Web page and app entries:
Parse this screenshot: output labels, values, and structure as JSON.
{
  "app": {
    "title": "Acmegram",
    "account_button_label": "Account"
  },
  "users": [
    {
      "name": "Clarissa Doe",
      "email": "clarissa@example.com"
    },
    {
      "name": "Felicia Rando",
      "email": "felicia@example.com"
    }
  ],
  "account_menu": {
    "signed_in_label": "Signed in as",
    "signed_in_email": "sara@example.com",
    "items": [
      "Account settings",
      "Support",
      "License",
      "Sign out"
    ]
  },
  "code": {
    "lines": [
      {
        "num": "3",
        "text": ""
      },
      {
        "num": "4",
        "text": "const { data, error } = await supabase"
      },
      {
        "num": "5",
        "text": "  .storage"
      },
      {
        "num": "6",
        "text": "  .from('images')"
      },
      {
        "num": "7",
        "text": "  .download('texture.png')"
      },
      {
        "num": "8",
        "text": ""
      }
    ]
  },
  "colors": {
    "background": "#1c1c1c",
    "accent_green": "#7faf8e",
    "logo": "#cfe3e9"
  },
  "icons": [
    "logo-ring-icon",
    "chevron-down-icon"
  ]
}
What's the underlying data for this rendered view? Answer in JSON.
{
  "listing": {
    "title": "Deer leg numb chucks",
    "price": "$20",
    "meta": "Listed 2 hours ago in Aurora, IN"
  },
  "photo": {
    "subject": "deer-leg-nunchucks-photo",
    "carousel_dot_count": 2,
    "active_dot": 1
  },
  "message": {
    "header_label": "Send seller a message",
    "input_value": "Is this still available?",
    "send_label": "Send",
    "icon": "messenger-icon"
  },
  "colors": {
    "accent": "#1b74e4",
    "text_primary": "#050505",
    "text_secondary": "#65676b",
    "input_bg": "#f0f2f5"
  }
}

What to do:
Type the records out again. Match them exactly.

Output for this task:
Parse this screenshot: output labels, values, and structure as JSON.
{
  "app": {
    "title": "Acmegram",
    "account_button_label": "Account"
  },
  "users": [
    {
      "name": "Clarissa Doe",
      "email": "clarissa@example.com"
    },
    {
      "name": "Felicia Rando",
      "email": "felicia@example.com"
    }
  ],
  "account_menu": {
    "signed_in_label": "Signed in as",
    "signed_in_email": "sara@example.com",
    "items": [
      "Account settings",
      "Support",
      "License",
      "Sign out"
    ]
  },
  "code": {
    "lines": [
      {
        "num": "3",
        "text": ""
      },
      {
        "num": "4",
        "text": "const { data, error } = await supabase"
      },
      {
        "num": "5",
        "text": "  .storage"
      },
      {
        "num": "6",
        "text": "  .from('images')"
      },
      {
        "num": "7",
        "text": "  .download('texture.png')"
      },
      {
        "num": "8",
        "text": ""
      }
    ]
  },
  "colors": {
    "background": "#1c1c1c",
    "accent_green": "#7faf8e",
    "logo": "#cfe3e9"
  },
  "icons": [
    "logo-ring-icon",
    "chevron-down-icon"
  ]
}
What's the underlying data for this rendered view? Answer in JSON.
{
  "listing": {
    "title": "Deer leg numb chucks",
    "price": "$20",
    "meta": "Listed 2 hours ago in Aurora, IN"
  },
  "photo": {
    "subject": "deer-leg-nunchucks-photo",
    "carousel_dot_count": 2,
    "active_dot": 1
  },
  "message": {
    "header_label": "Send seller a message",
    "input_value": "Is this still available?",
    "send_label": "Send",
    "icon": "messenger-icon"
  },
  "colors": {
    "accent": "#1b74e4",
    "text_primary": "#050505",
    "text_secondary": "#65676b",
    "input_bg": "#f0f2f5"
  }
}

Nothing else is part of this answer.